Tuesday, September 30, 2008

My Timing Is Impeccable

So my parent’s visit is in week two, and we’re having a great time.

It’s weird when my parents visit. Mostly because I never quite realize how much I’ve missed them until they actually get here. It usually follows the same pattern. I look forward to seeing them, then start to freak out about what I’m going to do with them for two whole weeks…then they arrive, we have a lot of fun, and they seem to leave way too soon.

Yeah… your parents visiting from out of state or from another town is one thing. When they’ve flown over 3000 miles to visit, you kinda feel obligated to make the trip something special.

The problem is I don’t live in a tourist resort, so there’s only so much you can do…there’s not a lot of sight-seeing opportunities in Easley.

The second thing to mention is that I quit smoking yesterday. The experience so far has been…odd.

The last time I managed to quit smoking for a while I tried all kinds of quitting aids with little success. The gum tasted so bad I couldn’t stand it. The lozenges didn’t really help (and left the back of my throat feeling like I’d just smoked an entire carton in five minutes)…and the patch was just constant reminder that I wasn’t smoking.

This time I’m using the inhalator. It’s basically a little plastic tube that takes nicotine cartridges, and you draw on it just like you would a regular cigarette. Of course, it’s nothing like actually smoking. I think I’d have to use five at once for over an hour to get the same effect as just walking past someone who has a lit cigarette. The good thing is that it helps an awful lot with the habit side of the addiction.

Basically, a large part of getting over smoking is getting past the habit and ‘ritual’. As using the inhalator is extremely similar to smoking an actual cigarette, it really helps.

It really is weird though. After just a day without smoking, the ‘reflex’ is still there. I know from last time I tried to quit that after about a week, while you still crave, your brain has got the idea, and you don’t find yourself automatically reaching for a cigarette out of habit alone

The absolute hardest part, though, is the cravings. One minute I’m sitting on my couch thinking “This is easy! I don’t even feel like smoking! What’s all the fuss about? I should have quit years ago.”

Two minutes later I’d willingly swap both arms and legs for a three week old cigarette butt.

I think the key to quitting smoking is just getting your head around the fact that the cravings go away on their own after a few minutes. It’s understanding that it’s not actually difficult all the time… It’s just that five or ten minutes every hour or so when the craving’s kick in.

Anyway, wish me luck.

2 comments:

MC Etcher said...

By quitting while your parents are still there, aren't you risking getting really irritable at the worst possible time?

Michael Hoskins said...

I'd never gotten the irritability part from quitting. I quit sometime towards the beginning of this year. What I found happening was the habit part of my brain kept trying to put me into a situation wherein I'd trigger my adrenal response (confrontation, fear, etc).
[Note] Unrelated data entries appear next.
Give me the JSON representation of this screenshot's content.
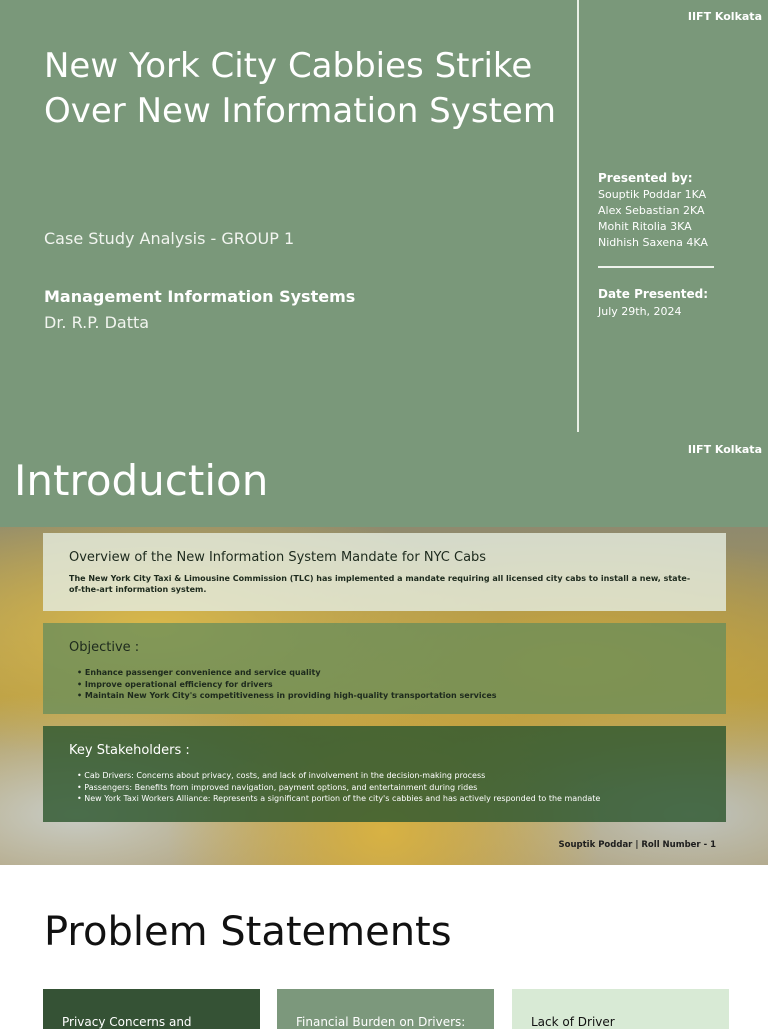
{
  "slide1": {
    "tag": "IIFT Kolkata",
    "title": "New York City Cabbies Strike Over New Information System",
    "subtitle": "Case Study Analysis - GROUP 1",
    "course": "Management Information Systems",
    "professor": "Dr. R.P. Datta",
    "presented_by_label": "Presented by:",
    "presenters": [
      "Souptik Poddar 1KA",
      "Alex Sebastian 2KA",
      "Mohit Ritolia 3KA",
      "Nidhish Saxena 4KA"
    ],
    "date_label": "Date Presented:",
    "date": "July 29th, 2024"
  },
  "slide2": {
    "tag": "IIFT Kolkata",
    "title": "Introduction",
    "overview": {
      "heading": "Overview of the New Information System Mandate for NYC Cabs",
      "text": "The New York City Taxi & Limousine Commission (TLC) has implemented a mandate requiring all licensed city cabs to install a new, state-of-the-art information system."
    },
    "objective": {
      "heading": "Objective :",
      "items": [
        "Enhance passenger convenience and service quality",
        "Improve operational efficiency for drivers",
        "Maintain New York City's competitiveness in providing high-quality transportation services"
      ]
    },
    "stakeholders": {
      "heading": "Key Stakeholders :",
      "items": [
        "Cab Drivers: Concerns about privacy, costs, and lack of involvement in the decision-making process",
        "Passengers: Benefits from improved navigation, payment options, and entertainment during rides",
        "New York Taxi Workers Alliance: Represents a significant portion of the city's cabbies and has actively responded to the mandate"
      ]
    },
    "footer": "Souptik Poddar | Roll Number - 1"
  },
  "slide3": {
    "title": "Problem Statements",
    "cards": [
      "Privacy Concerns and",
      "Financial Burden on Drivers:",
      "Lack of Driver"
    ]
  }
}
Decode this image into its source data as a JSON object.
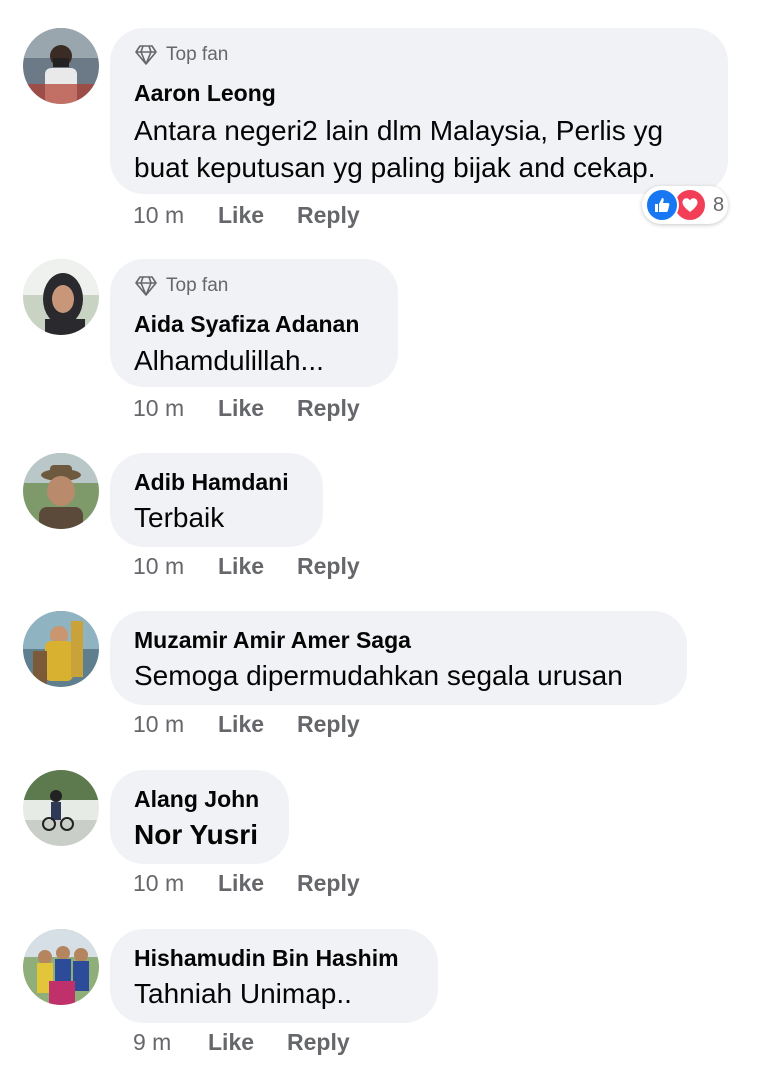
{
  "badge_label": "Top fan",
  "actions": {
    "like": "Like",
    "reply": "Reply"
  },
  "comments": [
    {
      "author": "Aaron Leong",
      "top_fan": true,
      "lines": [
        "Antara negeri2 lain dlm Malaysia, Perlis yg",
        "buat keputusan yg paling bijak and cekap."
      ],
      "time": "10 m",
      "reactions": {
        "types": [
          "like",
          "love"
        ],
        "count": "8"
      }
    },
    {
      "author": "Aida Syafiza Adanan",
      "top_fan": true,
      "lines": [
        "Alhamdulillah..."
      ],
      "time": "10 m"
    },
    {
      "author": "Adib Hamdani",
      "top_fan": false,
      "lines": [
        "Terbaik"
      ],
      "time": "10 m"
    },
    {
      "author": "Muzamir Amir Amer Saga",
      "top_fan": false,
      "lines": [
        "Semoga dipermudahkan segala urusan"
      ],
      "time": "10 m"
    },
    {
      "author": "Alang John",
      "top_fan": false,
      "lines": [
        "Nor Yusri"
      ],
      "mention": true,
      "time": "10 m"
    },
    {
      "author": "Hishamudin Bin Hashim",
      "top_fan": false,
      "lines": [
        "Tahniah Unimap.."
      ],
      "time": "9 m"
    }
  ],
  "colors": {
    "bubble": "#f0f2f5",
    "secondary_text": "#65676b",
    "like_blue": "#1877f2",
    "love_red": "#f33e58"
  }
}
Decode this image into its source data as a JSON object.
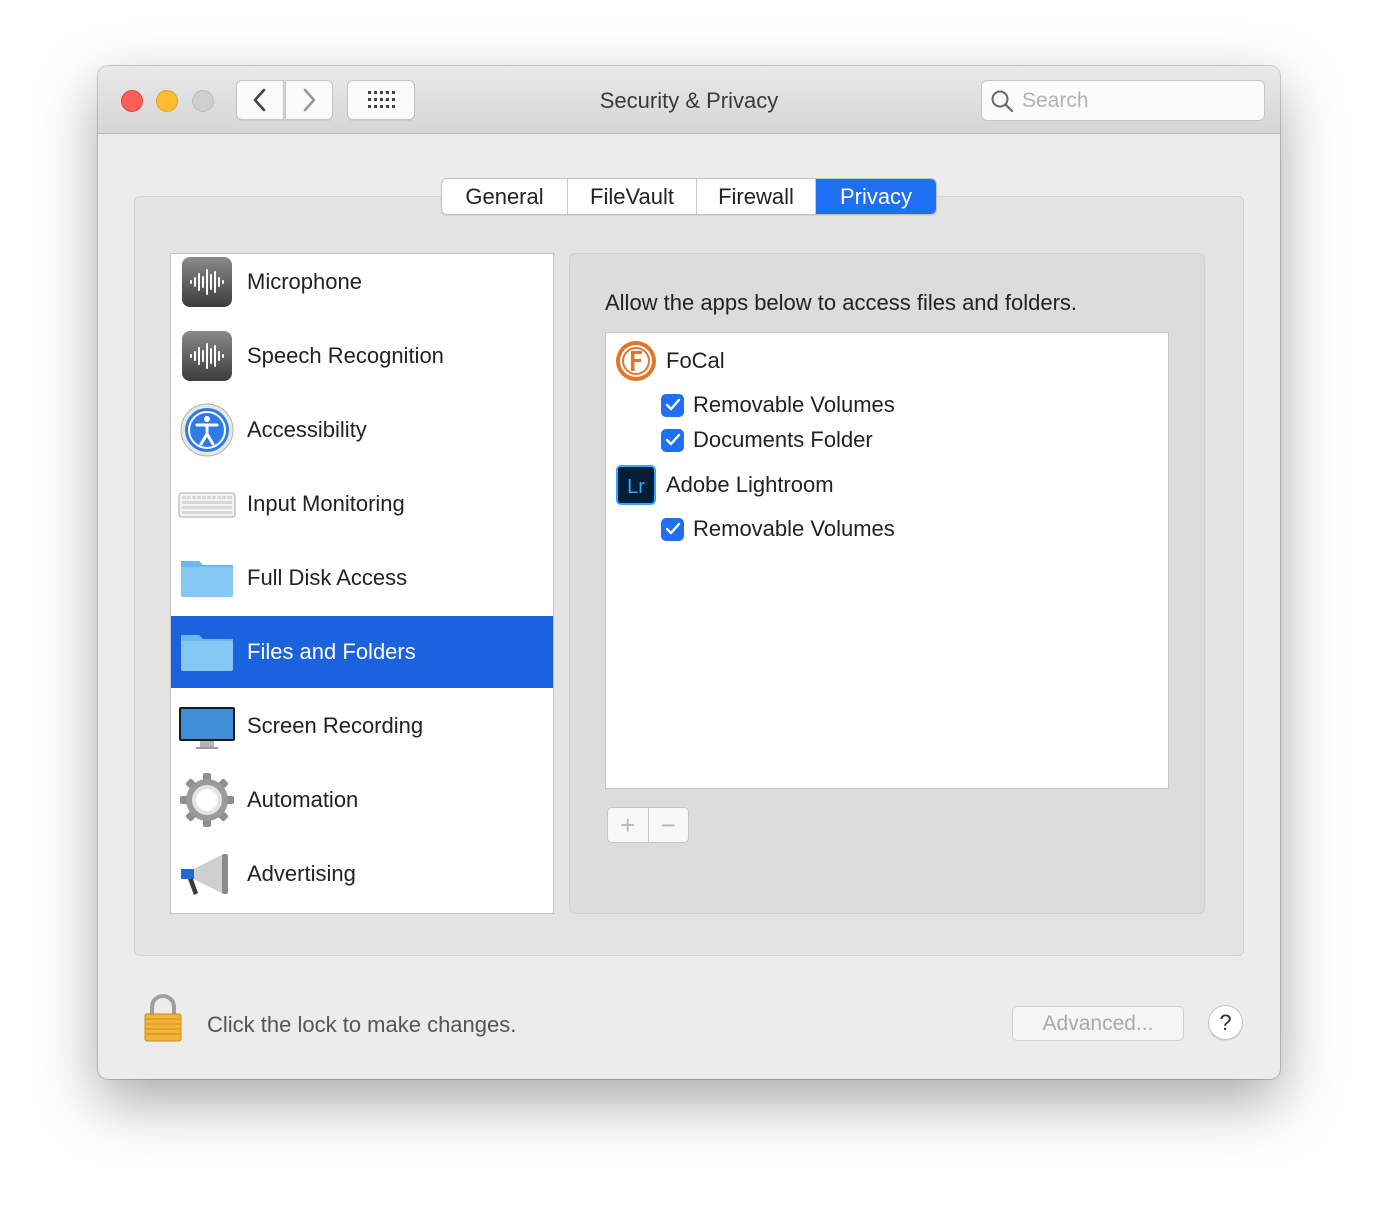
{
  "window": {
    "title": "Security & Privacy",
    "search_placeholder": "Search"
  },
  "tabs": [
    {
      "label": "General",
      "active": false
    },
    {
      "label": "FileVault",
      "active": false
    },
    {
      "label": "Firewall",
      "active": false
    },
    {
      "label": "Privacy",
      "active": true
    }
  ],
  "sidebar": {
    "items": [
      {
        "label": "Microphone",
        "icon": "microphone-icon"
      },
      {
        "label": "Speech Recognition",
        "icon": "speech-recognition-icon"
      },
      {
        "label": "Accessibility",
        "icon": "accessibility-icon"
      },
      {
        "label": "Input Monitoring",
        "icon": "keyboard-icon"
      },
      {
        "label": "Full Disk Access",
        "icon": "folder-icon"
      },
      {
        "label": "Files and Folders",
        "icon": "folder-icon",
        "selected": true
      },
      {
        "label": "Screen Recording",
        "icon": "display-icon"
      },
      {
        "label": "Automation",
        "icon": "gear-icon"
      },
      {
        "label": "Advertising",
        "icon": "megaphone-icon"
      }
    ]
  },
  "pane": {
    "heading": "Allow the apps below to access files and folders.",
    "apps": [
      {
        "name": "FoCal",
        "icon": "focal-app-icon",
        "permissions": [
          {
            "label": "Removable Volumes",
            "checked": true
          },
          {
            "label": "Documents Folder",
            "checked": true
          }
        ]
      },
      {
        "name": "Adobe Lightroom",
        "icon": "lightroom-app-icon",
        "icon_text": "Lr",
        "permissions": [
          {
            "label": "Removable Volumes",
            "checked": true
          }
        ]
      }
    ],
    "add_label": "+",
    "remove_label": "−"
  },
  "footer": {
    "lock_text": "Click the lock to make changes.",
    "advanced_label": "Advanced...",
    "help_label": "?"
  },
  "colors": {
    "accent": "#1f6ff3",
    "selection": "#1b63de"
  }
}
What helped me most, though, was feeling every part of my body begin to shed the poison that I'd been giving it for years. I could feel my circulation improve, my lungs expel the coating that constantly stayed in them, and I could smell everything. Tastes were much more significant as well. Basically, I had to make myself realize that by even backsliding by one cigarette, I'd destroy all the hard work I'd just done and all the wonderful things I'd let myself miss out on. By about a month later, I really had no desire whatsoever for the taste of a cigarette. The smell still doesn't bother me, though, and doesn't trigger a craving. Every once in a while, I'll have a random desire for a puff, but it quickly passes. Your mileage may vary, of course.

Congratulations on making the first step, Paulius. I wish you the best of luck. Just make sure you're doing it for yourself.

On a side note, I had an MRI done of my torso (kidney-related), and they found a 1cm-sized "medically insignificant" something in my lower left lung. I shudder to think what it could have become in a few more years of smoking.